“One of the main reasons I created Meridiam was the over-use of leverage, which meant that I knew things wouldn’t end well,” reflects Déau. “The way that infrastructure had been sold to investors was not what they ended up getting. It prevented investors from having access to infrastructure’s most attractive features such as long-term cash flows and liability matching.”

Déau says that fundraising for Meridiam’s debut fund was a “hard pitch” all the while investors were drawing false suppositions about infrastructure’s risk/return profile which, in his view, had been distorted by private equity-type strategies. “I had a hard time explaining to investors that aiming for a 12 to 13 percent return did not make me a big loser compared with those who said they could get at least 15 percent. What was being offered were two different things.”

The crisis has had a cleansing effect, in Déau’s view, since investors are now better able to understand the asset class. “The crisis took away the leverage,” he says. “It became much clearer what was robust and what was not, and made apparent the nuances of infrastructure.”

He points out that it became easier to identify assets that had, for example,  a strong correlation to economic performance, sensitivity to leverage or a strong susceptibiity to changes in regulation. Investors also realised “that management of assets is important and that the public-private partnership (PPP) side is rather uncorrelated [to the rest of the asset class]”.

Own fund model

As understanding of these nuances deepens, so investors are increasingly sympathetic to the idea that infrastructure may need its own fund model (or models) rather than the off-the-shelf private equity version that had become dominant.

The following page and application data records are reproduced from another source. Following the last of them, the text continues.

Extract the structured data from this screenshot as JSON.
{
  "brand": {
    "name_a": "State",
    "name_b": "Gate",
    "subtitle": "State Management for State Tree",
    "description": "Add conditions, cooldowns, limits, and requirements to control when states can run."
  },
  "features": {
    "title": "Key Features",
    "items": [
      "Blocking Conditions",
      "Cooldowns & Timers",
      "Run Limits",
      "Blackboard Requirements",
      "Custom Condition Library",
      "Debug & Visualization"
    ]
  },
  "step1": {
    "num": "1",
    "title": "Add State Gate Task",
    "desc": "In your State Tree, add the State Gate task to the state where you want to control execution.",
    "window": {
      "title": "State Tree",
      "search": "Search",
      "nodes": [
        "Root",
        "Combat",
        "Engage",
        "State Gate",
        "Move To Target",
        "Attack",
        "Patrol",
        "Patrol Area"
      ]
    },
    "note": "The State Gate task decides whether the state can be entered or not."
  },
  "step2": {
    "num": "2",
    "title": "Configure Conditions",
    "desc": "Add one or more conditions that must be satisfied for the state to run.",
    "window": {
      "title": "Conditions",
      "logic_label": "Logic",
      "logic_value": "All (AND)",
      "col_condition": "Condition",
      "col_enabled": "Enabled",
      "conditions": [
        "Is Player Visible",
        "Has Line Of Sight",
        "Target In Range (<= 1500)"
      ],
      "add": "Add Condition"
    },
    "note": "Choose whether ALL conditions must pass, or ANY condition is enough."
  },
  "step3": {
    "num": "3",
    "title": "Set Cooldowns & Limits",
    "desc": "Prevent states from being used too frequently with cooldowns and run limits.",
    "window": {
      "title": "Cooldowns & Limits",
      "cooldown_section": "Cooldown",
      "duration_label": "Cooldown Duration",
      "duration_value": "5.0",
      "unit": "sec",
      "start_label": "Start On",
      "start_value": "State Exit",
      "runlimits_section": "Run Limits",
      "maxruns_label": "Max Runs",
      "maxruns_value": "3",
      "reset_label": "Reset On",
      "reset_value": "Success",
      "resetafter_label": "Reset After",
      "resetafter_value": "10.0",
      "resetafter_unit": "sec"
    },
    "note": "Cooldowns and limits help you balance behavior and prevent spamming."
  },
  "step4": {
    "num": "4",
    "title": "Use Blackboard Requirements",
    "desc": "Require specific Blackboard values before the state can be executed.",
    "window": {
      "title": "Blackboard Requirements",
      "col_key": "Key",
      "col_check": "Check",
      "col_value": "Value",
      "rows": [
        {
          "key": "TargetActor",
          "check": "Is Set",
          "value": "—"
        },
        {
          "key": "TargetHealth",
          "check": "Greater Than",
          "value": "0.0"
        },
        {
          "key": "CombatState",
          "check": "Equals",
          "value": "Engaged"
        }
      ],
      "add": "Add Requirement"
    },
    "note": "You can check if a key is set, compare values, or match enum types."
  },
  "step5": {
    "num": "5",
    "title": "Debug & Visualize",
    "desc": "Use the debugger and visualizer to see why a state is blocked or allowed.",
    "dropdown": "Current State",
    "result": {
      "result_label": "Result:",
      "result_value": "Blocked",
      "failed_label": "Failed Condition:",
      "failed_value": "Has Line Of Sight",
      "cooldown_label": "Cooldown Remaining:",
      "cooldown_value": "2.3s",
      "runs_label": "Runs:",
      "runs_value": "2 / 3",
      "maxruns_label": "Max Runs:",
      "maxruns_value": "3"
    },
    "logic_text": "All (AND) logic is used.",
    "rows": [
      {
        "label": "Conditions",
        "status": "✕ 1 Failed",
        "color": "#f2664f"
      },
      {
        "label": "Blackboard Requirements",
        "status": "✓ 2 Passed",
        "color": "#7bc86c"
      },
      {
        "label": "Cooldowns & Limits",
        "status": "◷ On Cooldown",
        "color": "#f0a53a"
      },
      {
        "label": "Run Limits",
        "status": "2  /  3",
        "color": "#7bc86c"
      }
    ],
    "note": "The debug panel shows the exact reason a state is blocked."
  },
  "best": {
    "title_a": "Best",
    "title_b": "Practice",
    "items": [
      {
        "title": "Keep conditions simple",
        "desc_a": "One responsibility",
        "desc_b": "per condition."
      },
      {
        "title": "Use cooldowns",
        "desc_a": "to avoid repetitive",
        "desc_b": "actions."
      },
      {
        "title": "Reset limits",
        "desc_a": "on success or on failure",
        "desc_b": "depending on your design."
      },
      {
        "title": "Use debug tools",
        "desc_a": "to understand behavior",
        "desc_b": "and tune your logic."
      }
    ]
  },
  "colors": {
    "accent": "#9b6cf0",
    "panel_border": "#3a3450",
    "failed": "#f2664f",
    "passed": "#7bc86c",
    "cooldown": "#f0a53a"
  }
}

One difference that’s emerging is the length of fund lives, with Meridiam’s own fund having a 25-year time horizon in comparison with the 10 years typical of private equity funds. “The model had to evolve to a longer term,” insists Déau. “That has been a major change in trend, and even some of the remaining private equity-type infrastructure funds are now stretching to 15 years.”

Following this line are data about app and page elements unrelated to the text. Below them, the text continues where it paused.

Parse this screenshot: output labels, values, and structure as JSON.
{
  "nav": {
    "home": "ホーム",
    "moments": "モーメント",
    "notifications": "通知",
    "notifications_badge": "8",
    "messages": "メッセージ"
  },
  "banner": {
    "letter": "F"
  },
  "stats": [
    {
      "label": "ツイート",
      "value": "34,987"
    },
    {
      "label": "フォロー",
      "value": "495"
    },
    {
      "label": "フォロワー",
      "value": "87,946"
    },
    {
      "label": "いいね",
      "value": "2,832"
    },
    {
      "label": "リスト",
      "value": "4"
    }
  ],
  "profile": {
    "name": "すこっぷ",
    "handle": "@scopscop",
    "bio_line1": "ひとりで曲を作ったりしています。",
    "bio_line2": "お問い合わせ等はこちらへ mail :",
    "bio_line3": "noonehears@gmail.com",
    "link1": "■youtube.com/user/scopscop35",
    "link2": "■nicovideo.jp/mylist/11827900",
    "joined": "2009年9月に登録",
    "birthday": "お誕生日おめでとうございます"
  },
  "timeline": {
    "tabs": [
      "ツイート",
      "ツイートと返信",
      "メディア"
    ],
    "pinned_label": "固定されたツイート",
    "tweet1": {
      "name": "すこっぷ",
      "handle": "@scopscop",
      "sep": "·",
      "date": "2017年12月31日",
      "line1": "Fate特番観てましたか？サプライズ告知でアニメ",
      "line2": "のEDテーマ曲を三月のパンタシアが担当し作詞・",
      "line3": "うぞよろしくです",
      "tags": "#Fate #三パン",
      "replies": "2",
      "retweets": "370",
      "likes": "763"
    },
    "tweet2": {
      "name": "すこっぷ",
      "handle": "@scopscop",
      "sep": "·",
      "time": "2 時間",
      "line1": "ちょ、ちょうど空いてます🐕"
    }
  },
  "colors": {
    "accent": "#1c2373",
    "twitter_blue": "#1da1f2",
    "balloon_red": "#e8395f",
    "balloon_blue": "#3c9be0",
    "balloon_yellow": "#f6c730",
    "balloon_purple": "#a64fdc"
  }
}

As part of infrastructure’s evolution, Déau also notes increasing fund specialisation: ranging from the world-spanning mega-funds such as Global Infrastructure Partners (GIP) through mid-market funds to those with more of a greenfield (new development) focus, such as Meridiam or InfraRed Capital Partners.

The ‘new era’ of infrastructure investing involves listening closely to what investors want and responding accordingly. This is clearly illustrated by the momentum behind co-investment. “One new feature is that investors absolutely want co-investment,” says Déau. “There is no fundraising today without a commitment to co-investment. Investors are more educated. They want a different partnership between investors and fund managers which is more long-term relationship based.”

Déau doesn’t need the evidence of his unfortunate experience on the London underground to persuade him of the potential for infrastructure investment in developed markets. He notes the stimulus packages, such as President Obama’s famous jobs plan, and thinks that efforts to promote economic growth will increasingly revolve around PPPs – even in wealthy countries.

“Even Norway, which is rich, uses PPPs for efficiency reasons,” he says.

In emerging markets, meanwhile, the need for infrastructure investment is obviously enormous, although more akin to private equity investment at this point in time due to these markets’ typically rapid growth trajectories.

More products

Déau believes that more infrastructure investment products will continue to be introduced (debt funds would be one recent example) to cater to investors’ needs.

“Infrastructure has gone from a private equity game to having a broader scope with well-identified features, and now a spread of products is developing. Just by expanding the number of products – all the way from those with private equity features to fixed income characteristics – you could triple the size of the asset class.”

Déau smiles again, before draining his coffee cup. Pondering the tripling in size of the asset class has no doubt put him in a more positive frame of mind than standing on a cold underground platform as London’s transort deficiencies materialise in front of him.